» **WHAT THIS TASK INVOLVES**: Would you please copy all of the data exactly, skipping the images?

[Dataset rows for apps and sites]
****************

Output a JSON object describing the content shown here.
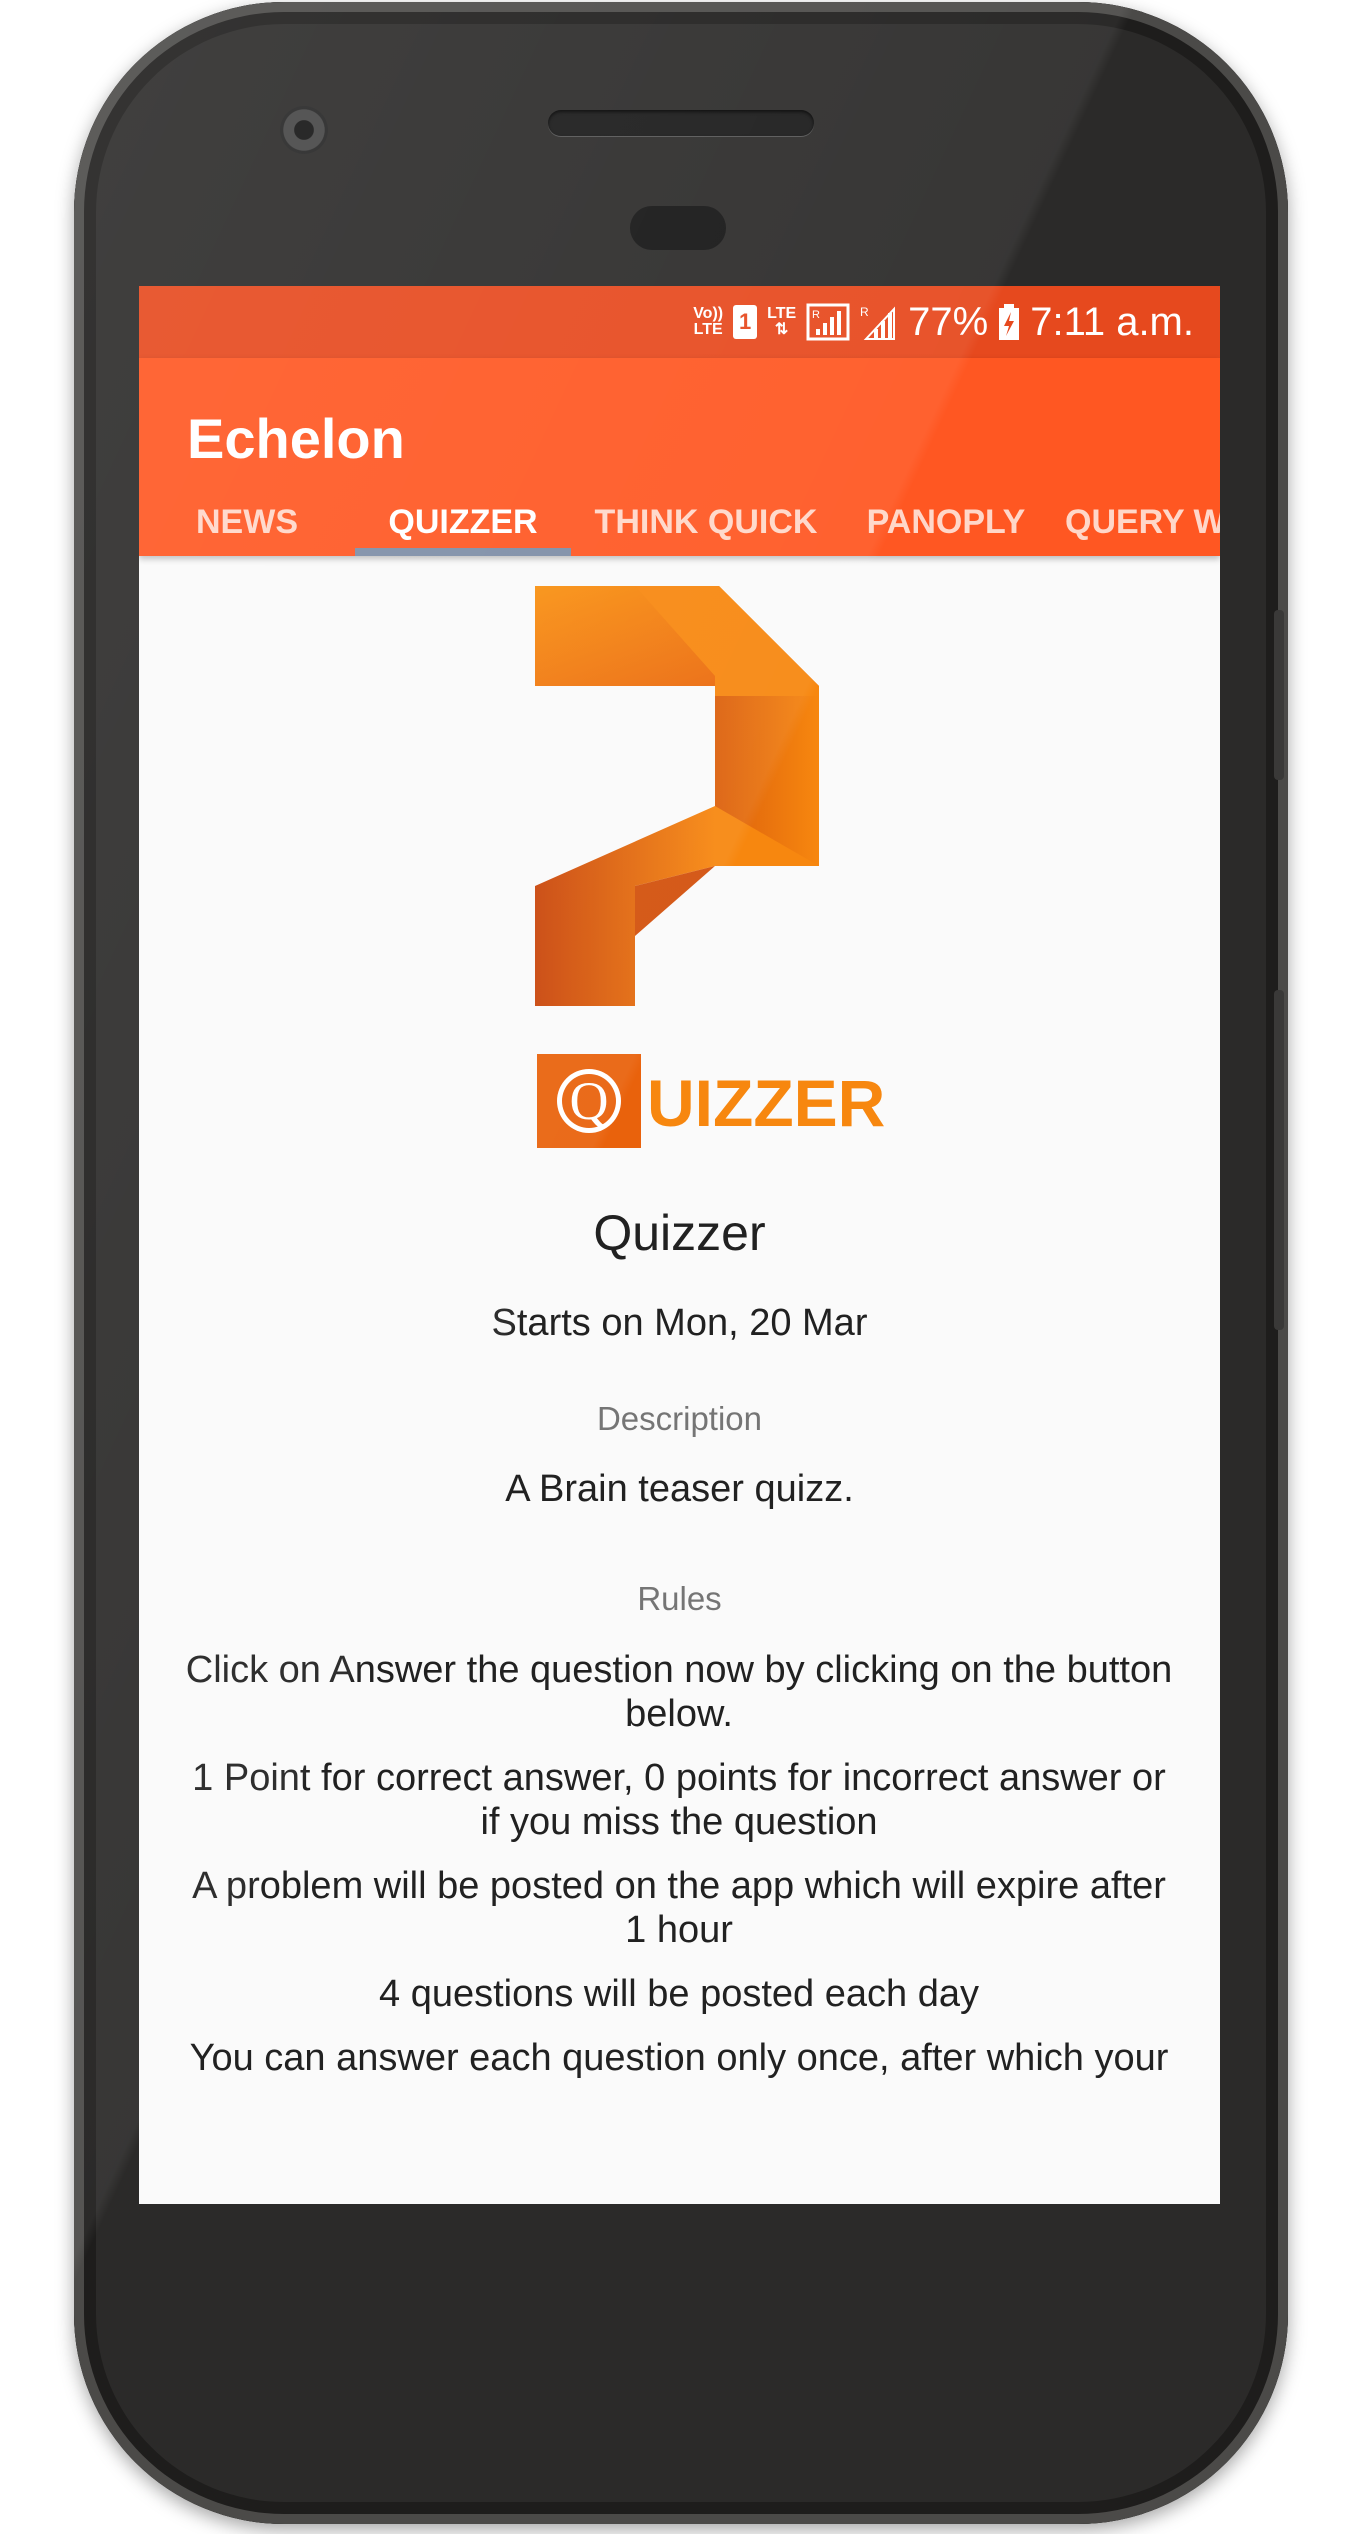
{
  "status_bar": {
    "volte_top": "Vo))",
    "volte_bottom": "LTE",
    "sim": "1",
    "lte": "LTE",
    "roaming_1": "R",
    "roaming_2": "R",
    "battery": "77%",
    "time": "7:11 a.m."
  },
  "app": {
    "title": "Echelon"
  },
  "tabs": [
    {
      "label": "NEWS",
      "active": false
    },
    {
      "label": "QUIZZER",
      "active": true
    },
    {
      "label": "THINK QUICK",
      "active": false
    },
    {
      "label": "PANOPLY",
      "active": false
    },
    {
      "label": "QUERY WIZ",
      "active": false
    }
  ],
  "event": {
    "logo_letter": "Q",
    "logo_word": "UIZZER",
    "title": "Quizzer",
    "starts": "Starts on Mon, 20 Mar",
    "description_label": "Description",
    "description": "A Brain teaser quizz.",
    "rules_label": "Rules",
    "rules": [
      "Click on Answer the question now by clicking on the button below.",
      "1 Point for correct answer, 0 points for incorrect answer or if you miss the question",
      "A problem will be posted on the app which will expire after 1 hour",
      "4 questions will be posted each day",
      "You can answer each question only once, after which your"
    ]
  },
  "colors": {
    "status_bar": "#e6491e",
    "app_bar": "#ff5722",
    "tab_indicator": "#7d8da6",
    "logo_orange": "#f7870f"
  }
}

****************

» **PROBLEM SOLUTION**:
Output a JSON object describing the content shown here.
{
  "status_bar": {
    "volte_top": "Vo))",
    "volte_bottom": "LTE",
    "sim": "1",
    "lte": "LTE",
    "roaming_1": "R",
    "roaming_2": "R",
    "battery": "77%",
    "time": "7:11 a.m."
  },
  "app": {
    "title": "Echelon"
  },
  "tabs": [
    {
      "label": "NEWS",
      "active": false
    },
    {
      "label": "QUIZZER",
      "active": true
    },
    {
      "label": "THINK QUICK",
      "active": false
    },
    {
      "label": "PANOPLY",
      "active": false
    },
    {
      "label": "QUERY WIZ",
      "active": false
    }
  ],
  "event": {
    "logo_letter": "Q",
    "logo_word": "UIZZER",
    "title": "Quizzer",
    "starts": "Starts on Mon, 20 Mar",
    "description_label": "Description",
    "description": "A Brain teaser quizz.",
    "rules_label": "Rules",
    "rules": [
      "Click on Answer the question now by clicking on the button below.",
      "1 Point for correct answer, 0 points for incorrect answer or if you miss the question",
      "A problem will be posted on the app which will expire after 1 hour",
      "4 questions will be posted each day",
      "You can answer each question only once, after which your"
    ]
  },
  "colors": {
    "status_bar": "#e6491e",
    "app_bar": "#ff5722",
    "tab_indicator": "#7d8da6",
    "logo_orange": "#f7870f"
  }
}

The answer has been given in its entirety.